With that and other emerging technology, "we will have an amazing amount of data, ways to monitor the changes in the ocean and see where the changes are going," he said.
And there will be torpedo-like, remotely operated submarines that will record and give forecasters temperatures in the water under a storm's core — a critical, previously missing piece of data that already helped forecast Hurricane Florence's strength and track.
A few years ago, the technologies didn't exist. But they are just two of an array of breakthroughs shared with marine professionals in Charleston and worldwide at an obscure ocean science conference that took place last week in the city.
The technologies could well change the game for how scientists and governments manage threats and challenges from the warming ocean, sea rise and accelerated exploitation of the resources.
The 63rd annual OCEANS conference focused on solving difficult local problems around flooding and energy, as well as making technology simpler, cheaper, and more accurate.
It attracted more than 1,200 global marine technologists, scientists, engineers, students, government officials and lawyers.
The technical programs alone discussed innovations and advances across more than 128 sessions and more than 450 speakers.
Co-sponsored by the South Carolina Aquarium along with technology and engineering societies, the conference was held here for the first time, partly because of the institutional marine expertise in the area and the challenges residents face.
The conference featured new generation acoustic equipment that will allow anglers, as well as researchers, to find and plot sea life in various layers of the ocean now too deep for most sonar.
"You can fish way more effectively when you know where the fish are," de Moustier said.
It also exhibited new, affordable, structure-fortifying technology that allowed those Habitat homes to stand in Mexico Beach, said Donna Kocak, Marine Technology Society president.
But for Charleston, the biggest takeaway might be just the connections made between marine professionals in the city and worldwide.
"It allows us to consider the novel approaches that we'll need" to combat threats such as flooding tides and stronger storms, said Kevin Mills, the Aquarium president.
Among other lessons, the sessions highlighted the importance of citizen science, actively involving residents in collecting data.

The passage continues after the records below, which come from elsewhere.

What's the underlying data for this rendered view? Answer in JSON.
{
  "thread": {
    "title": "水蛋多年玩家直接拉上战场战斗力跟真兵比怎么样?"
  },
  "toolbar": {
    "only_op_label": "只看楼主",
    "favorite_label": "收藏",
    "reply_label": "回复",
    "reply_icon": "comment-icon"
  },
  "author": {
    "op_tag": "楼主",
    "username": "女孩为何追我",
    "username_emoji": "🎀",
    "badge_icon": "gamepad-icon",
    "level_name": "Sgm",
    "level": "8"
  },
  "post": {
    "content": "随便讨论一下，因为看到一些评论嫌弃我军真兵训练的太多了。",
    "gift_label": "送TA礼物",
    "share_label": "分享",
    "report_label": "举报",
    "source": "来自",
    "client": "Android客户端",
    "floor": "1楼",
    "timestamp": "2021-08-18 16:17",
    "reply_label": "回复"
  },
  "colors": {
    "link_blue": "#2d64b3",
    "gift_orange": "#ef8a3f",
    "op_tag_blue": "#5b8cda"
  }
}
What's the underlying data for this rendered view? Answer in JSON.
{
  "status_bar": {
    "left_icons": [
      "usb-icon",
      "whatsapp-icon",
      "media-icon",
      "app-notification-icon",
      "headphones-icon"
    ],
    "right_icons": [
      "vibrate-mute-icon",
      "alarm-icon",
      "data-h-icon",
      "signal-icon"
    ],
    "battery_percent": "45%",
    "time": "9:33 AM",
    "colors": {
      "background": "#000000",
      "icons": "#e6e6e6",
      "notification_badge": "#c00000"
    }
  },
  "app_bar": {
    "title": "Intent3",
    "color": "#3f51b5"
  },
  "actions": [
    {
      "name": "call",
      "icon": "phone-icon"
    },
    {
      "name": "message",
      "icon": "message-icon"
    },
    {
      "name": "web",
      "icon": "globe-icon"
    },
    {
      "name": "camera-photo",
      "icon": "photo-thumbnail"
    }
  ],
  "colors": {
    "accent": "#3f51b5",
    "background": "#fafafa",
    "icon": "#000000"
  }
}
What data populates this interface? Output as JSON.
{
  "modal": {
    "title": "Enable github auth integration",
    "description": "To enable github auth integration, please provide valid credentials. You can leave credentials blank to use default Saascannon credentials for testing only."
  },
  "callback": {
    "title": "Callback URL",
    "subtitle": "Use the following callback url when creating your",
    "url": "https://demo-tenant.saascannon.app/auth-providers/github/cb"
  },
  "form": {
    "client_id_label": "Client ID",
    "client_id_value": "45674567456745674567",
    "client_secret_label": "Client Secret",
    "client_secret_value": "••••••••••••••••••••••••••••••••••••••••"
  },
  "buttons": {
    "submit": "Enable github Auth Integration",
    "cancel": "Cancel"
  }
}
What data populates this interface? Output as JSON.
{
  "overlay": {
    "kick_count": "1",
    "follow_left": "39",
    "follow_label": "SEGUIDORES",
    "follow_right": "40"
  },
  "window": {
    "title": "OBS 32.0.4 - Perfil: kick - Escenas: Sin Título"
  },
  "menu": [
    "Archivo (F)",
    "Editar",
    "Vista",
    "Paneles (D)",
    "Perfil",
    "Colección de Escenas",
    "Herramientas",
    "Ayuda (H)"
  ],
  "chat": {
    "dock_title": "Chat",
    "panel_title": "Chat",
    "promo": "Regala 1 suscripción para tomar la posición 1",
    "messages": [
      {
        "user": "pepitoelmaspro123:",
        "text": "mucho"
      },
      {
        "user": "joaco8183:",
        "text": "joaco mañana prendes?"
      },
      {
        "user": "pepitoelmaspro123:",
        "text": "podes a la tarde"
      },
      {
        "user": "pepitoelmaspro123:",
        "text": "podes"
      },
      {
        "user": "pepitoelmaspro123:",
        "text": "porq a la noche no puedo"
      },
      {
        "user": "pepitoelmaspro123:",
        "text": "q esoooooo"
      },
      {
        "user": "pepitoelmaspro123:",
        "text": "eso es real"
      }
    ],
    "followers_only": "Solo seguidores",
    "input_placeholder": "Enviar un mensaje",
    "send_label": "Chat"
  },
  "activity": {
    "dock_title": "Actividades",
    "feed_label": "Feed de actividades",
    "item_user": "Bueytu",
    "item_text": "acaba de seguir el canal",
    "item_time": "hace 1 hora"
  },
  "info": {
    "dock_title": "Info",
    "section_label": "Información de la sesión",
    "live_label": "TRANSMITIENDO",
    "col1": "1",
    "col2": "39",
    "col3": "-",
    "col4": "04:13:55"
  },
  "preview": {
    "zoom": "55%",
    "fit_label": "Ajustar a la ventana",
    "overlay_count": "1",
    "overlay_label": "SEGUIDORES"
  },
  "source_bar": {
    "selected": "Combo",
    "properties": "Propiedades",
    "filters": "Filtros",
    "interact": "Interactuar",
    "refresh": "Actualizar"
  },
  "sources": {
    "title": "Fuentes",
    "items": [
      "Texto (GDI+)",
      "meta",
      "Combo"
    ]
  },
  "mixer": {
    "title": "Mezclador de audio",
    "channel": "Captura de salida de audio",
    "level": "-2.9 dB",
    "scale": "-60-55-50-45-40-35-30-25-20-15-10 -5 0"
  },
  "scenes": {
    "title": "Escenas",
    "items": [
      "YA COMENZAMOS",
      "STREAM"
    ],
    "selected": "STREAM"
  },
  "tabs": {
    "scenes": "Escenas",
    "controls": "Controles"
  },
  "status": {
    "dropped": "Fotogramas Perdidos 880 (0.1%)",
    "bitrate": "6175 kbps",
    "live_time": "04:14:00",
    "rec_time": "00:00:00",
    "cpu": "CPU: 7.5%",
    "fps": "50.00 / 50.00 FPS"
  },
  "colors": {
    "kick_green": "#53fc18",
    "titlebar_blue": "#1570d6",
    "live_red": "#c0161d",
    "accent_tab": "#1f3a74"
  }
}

That means "looking at issues at the hyper-local level that affects their lives," Mills said. "What does a king tide look like on East Bay Street as opposed to another street."
The ocean is still largely an unknown and the science to study it emerging so rapidly that the number of new research platforms and gear presented at the conference was far more than it was even a few years ago, said Rick Spinrad, Marine Technology Society president elect and a former NOAA official.
The conference gave Charleston area leaders an up-close look at what the community can do differently to deal with its emerging threats before it is overwhelmed by them, said Jonathan Zucker, president of Charleston-based investment company, The InterTech Group.